In other words, for every imaginary black swan science fiction throws out, science throws out two real black swans.  Taleb focuses on financial black swans, like the recent housing market crash, black swans with massive impacts that are obvious to most citizens because they affect their reality.  Science produces black swans that are profound to scientists that can understand them, but are silent to the silent majority.  What I have to wonder if science hasn’t already killed the imaginary black swan of science fiction that sees the future of humanity living on other planets in our solar system and beyond.

Few people like raw reality, they prefer it with juicy narratives and futures of dazzling possibilities.  Billions embrace an imaginary black swan created two thousand years ago with the spread of Christianity that radically transformed humanity with the heavy concept of a resurrection.  Taleb deals with real black swans, but I see imaginary ones everywhere.
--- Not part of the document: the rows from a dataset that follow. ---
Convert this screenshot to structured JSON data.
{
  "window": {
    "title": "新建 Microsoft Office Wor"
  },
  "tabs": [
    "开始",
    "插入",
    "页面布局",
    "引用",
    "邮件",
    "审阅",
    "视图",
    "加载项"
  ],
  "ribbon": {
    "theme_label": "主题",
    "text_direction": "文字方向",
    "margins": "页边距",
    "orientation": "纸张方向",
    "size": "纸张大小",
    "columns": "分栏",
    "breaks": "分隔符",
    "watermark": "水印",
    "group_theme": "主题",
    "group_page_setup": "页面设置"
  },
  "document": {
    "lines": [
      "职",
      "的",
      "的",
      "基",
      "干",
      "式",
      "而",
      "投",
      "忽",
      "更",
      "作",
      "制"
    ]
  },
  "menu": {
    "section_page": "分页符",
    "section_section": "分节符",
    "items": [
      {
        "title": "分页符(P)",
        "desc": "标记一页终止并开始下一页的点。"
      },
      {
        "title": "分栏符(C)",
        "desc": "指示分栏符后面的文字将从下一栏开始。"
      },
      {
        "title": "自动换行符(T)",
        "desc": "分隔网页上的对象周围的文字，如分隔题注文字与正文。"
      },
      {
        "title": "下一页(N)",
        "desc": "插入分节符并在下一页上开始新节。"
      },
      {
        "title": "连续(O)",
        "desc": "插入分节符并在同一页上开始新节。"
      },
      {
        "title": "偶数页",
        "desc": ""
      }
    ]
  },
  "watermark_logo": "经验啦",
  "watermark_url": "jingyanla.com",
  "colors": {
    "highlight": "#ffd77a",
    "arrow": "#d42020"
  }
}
The black swan I’m waiting for is the one where everyone sees reality like Taleb suggests.  We live in a universe without gods, without afterlife, without narrative meaning.  The universe extends infinitely in all dimensional directions, always has, always will, and we are insignificant in relation to it.  Any purpose we find will be defined by ourselves, and as Taleb points out, that purpose is generally delusional, but other than that, we’re lucky beyond all measures of mathematics to be living in such a fantastic reality.  One of my favorite narrative delusions is science fiction can help us imagine reality and the future, like history and science give the illusion of how and why things have been working since the Big Bang.

If I fully embraced Taleb’s Black Swan thesis, I’d have to give up science fiction and live like a Zen Master.  That wouldn’t give me much to blog about.  My mental makeup is more like Robert Wright and his book The Evolution of God – I see purpose in reality, not spiritual evolution maybe, but I can’t wonder about the patterns in reality.  It appears that reality is evolving from chaos to order, but that might be my delusional narrative – it’s easy to see patterns in the infinite foam of reality.  I don’t think all of reality was created for the purpose of producing homo sapiens, but I can’t help wondering if our species is the first to wake up in the infinite foam of multiverse reality.  To me, science fiction’s real purpose is to be the natural philosophy that answers that question.

I’ve written about realistic science fiction before, and people who have read those essays probably think I’m becoming a harpy.  But some science fiction writers love the challenge of writing narratives about real reality and imagining possibilities for the future, and some readers love to read those stories.  That game only gets harder and more challenging, and but then it’s so much more fun.

JWH – 9/20/9